    I told her I was 266 when I started, and now I'm down to 219.6. Her first question was, "How far are you wanting to take this?" I told her that with my height and age, a healthy weight range would be around 115 - 135 lbs. I told her I just want to fall within a normal BMI range.

    Here comes the kicker: She asks me, "Do you think you can even get down to that kind of weight? I probably looked at her like she had two heads. What do you say to that? "I'm almost up to 50 lbs. down. So, yes.... I think I can do it two more times, thanks for asking!" I was nice of course. I like this coworker and we've shared a lot over the years. But, she's not the first to ask me that.

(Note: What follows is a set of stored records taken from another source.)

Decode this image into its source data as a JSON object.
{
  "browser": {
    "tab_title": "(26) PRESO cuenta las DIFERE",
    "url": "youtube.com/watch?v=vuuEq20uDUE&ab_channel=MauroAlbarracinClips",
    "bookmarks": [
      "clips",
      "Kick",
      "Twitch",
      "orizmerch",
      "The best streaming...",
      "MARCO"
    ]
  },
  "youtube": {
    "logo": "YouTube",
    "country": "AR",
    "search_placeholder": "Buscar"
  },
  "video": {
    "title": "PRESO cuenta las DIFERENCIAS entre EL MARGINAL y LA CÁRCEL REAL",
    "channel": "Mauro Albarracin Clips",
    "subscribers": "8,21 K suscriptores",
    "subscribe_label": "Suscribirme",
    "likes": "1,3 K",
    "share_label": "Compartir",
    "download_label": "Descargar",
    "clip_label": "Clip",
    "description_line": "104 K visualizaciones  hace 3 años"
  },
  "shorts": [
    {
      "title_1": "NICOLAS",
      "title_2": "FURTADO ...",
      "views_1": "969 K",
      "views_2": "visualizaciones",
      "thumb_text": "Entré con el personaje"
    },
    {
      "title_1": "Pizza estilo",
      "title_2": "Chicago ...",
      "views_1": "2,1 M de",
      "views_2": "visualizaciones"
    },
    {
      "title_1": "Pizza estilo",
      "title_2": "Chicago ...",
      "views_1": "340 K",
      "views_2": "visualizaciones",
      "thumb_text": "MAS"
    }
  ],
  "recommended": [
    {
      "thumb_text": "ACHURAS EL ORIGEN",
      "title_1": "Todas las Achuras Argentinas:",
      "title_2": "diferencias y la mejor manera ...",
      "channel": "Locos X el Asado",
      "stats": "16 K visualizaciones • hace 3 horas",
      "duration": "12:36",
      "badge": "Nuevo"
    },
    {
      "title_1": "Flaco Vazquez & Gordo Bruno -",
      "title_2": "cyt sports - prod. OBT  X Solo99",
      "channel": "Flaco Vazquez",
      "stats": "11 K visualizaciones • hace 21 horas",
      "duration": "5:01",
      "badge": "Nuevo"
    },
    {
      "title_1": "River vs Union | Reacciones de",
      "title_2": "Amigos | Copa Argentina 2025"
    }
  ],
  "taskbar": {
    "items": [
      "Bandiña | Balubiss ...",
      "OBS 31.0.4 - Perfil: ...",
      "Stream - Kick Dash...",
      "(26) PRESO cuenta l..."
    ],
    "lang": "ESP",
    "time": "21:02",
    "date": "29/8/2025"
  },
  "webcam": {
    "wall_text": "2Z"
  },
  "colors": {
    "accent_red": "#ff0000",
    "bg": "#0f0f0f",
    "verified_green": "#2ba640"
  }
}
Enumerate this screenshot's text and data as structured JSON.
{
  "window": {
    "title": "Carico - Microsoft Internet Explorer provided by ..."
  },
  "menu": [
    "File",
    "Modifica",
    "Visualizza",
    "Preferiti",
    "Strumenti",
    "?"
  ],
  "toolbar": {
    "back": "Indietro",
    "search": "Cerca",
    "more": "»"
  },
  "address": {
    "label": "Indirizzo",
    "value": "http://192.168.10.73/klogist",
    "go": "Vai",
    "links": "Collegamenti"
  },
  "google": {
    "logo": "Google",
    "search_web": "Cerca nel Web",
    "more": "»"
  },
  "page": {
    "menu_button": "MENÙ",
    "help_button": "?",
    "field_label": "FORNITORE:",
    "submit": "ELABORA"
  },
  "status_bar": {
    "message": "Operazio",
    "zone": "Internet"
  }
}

    What's the reasoning behind asking a fat chick if she thinks she can lose that much? Weight loss is done the same way for me as it is for anyone else. Yes, as people lose weight the metabolism slows down and weight loss becomes slower and more difficult the closer someone comes to their healthy BMI.... But that's happens to everyone!

    We talk about fat shaming a lot on the forums...so why is it I'm starting to feel health shamed? What's the skinny-mind thinking?

    I'm obese, so I'll always be obese?
    I wasn't made or meant to be thin?
    That I don't have motivation or willpower?
    I'm not educated enough to make good choices?

    I'm not horribly offended, but the constant questions surrounding how much I "THINK" I can lose is starting to make things awkward. I don't think.... I know. The formula of eating less and moving more is proven. Unless my body can defy science, YES... I know I can get myself down to a healthy BMI.

    Why do people feel they have the right to get into other people's health business? I really think the whole "right to say whatever I want" thing has gotten out of hand. MYOB, folks!

    I also want to add that, in my opinion, having close relationships with co-workers tends to lead to these kinds of situations. I have a new teaching partner and we used to text each other a lot, until words were exchanged that could have been better stated in person. I no longer text him. Also, I keep our working relationship strictly professional. I have enough of a support system outside and away from my workplace, that I do not want or need anyone I work with knowing too much about my private life. It causes less drama and doesn't blur the lines between work and home life.

    However, I understand I am probably one of very few people out there who feel like this.Many people find their closest friends at work. I respect that, too.